By 1:10 p.m. ET, the Dow was down almost 13 points, or 0.1% on the day. Just prior to the tweet, the blue-chip index had been up about 0.9% for the day. Stocks fully recovered from the plunge a few minutes after hitting the low of the day, as investors realized the tweet had been made by a hacker and was not true.
From its corporate communications account, AP clarified within minutes that the tweet was "bogus" and later elaborate that its account had been hacked and the tweet was fake.
Still, the tweet briefly sparked panic and confusion, and raised questions about the power and influence of social media in global financial markets.
Questions were also raised about how the tweet would impact investors confidence, as many are spooked by the growing number of stock market flash crashes and high frequency trading.
The tweet also raised the urgency for Twitter to improve its verification system.
Of course AP's twitter account isn't the first prominent one to get hacked.

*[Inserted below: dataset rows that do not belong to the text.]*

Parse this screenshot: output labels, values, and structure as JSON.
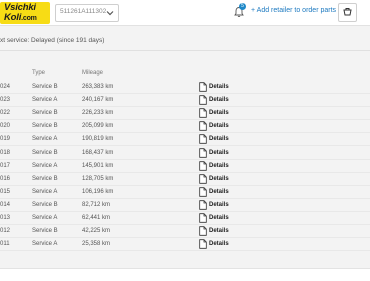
{
  "header": {
    "logo_line1": "Vsichki",
    "logo_line2": "Koli",
    "logo_suffix": ".com",
    "vin": "511261A111302",
    "notification_count": "5",
    "add_retailer_label": "Add retailer to order parts"
  },
  "summary": {
    "next_service_text": "xt service: Delayed (since 191 days)"
  },
  "table": {
    "columns": [
      "Type",
      "Mileage"
    ],
    "details_label": "Details",
    "rows": [
      {
        "year": "024",
        "type": "Service B",
        "mileage": "263,383 km"
      },
      {
        "year": "023",
        "type": "Service A",
        "mileage": "240,167 km"
      },
      {
        "year": "022",
        "type": "Service B",
        "mileage": "226,233 km"
      },
      {
        "year": "020",
        "type": "Service B",
        "mileage": "205,099 km"
      },
      {
        "year": "019",
        "type": "Service A",
        "mileage": "190,819 km"
      },
      {
        "year": "018",
        "type": "Service B",
        "mileage": "168,437 km"
      },
      {
        "year": "017",
        "type": "Service A",
        "mileage": "145,901 km"
      },
      {
        "year": "016",
        "type": "Service B",
        "mileage": "128,705 km"
      },
      {
        "year": "015",
        "type": "Service A",
        "mileage": "106,196 km"
      },
      {
        "year": "014",
        "type": "Service B",
        "mileage": "82,712 km"
      },
      {
        "year": "013",
        "type": "Service A",
        "mileage": "62,441 km"
      },
      {
        "year": "012",
        "type": "Service B",
        "mileage": "42,225 km"
      },
      {
        "year": "011",
        "type": "Service A",
        "mileage": "25,358 km"
      }
    ]
  }
}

Over the weekend, the Twitter accounts of CBS's (CBS) 60 Minutes and 48 Hours were hacked, and the accounts remain suspended.
The opinions expressed in this commentary are solely those of Paul R. La Monica. Other than Time Warner, the parent of CNNMoney, and Abbott Laboratories, La Monica does not own positions in any individual stocks.
The federal government is going to spend money to help those on the East Coast who are hurt by the effects of Hurricane Sandy. That's what governments are supposed to do, assist people in need.
But politicians shouldn't MOREPaul R. La Monica - Oct 30, 2012 12:40 PM ET
Investors are watching the race for the White House like hawks because, when it comes to the fate of the fiscal cliff, there is a lot riding on the Nov. 6 election.
Given all the partisan bickering over how to solve the nation's growing debt, and more immediately, how to avoid the simultaneous onset of tax increases and spending cuts that will be triggered on Jan. 1, the worst possible MOREHibah Yousuf - Oct 5, 2012 7:50 AM ET
|How much could Colin Kaepernick win in his collusion case against the NFL?|
|Qantas airlines takes delivery of first 787-9 Dreamliner from Boeing|
|President Trump's mysterious absence from conservative talk radio|
|Airbus takes majority of embattled Canadian jetliner program|
|Wells Fargo sold dangerous investments it didn't understand, regulators say|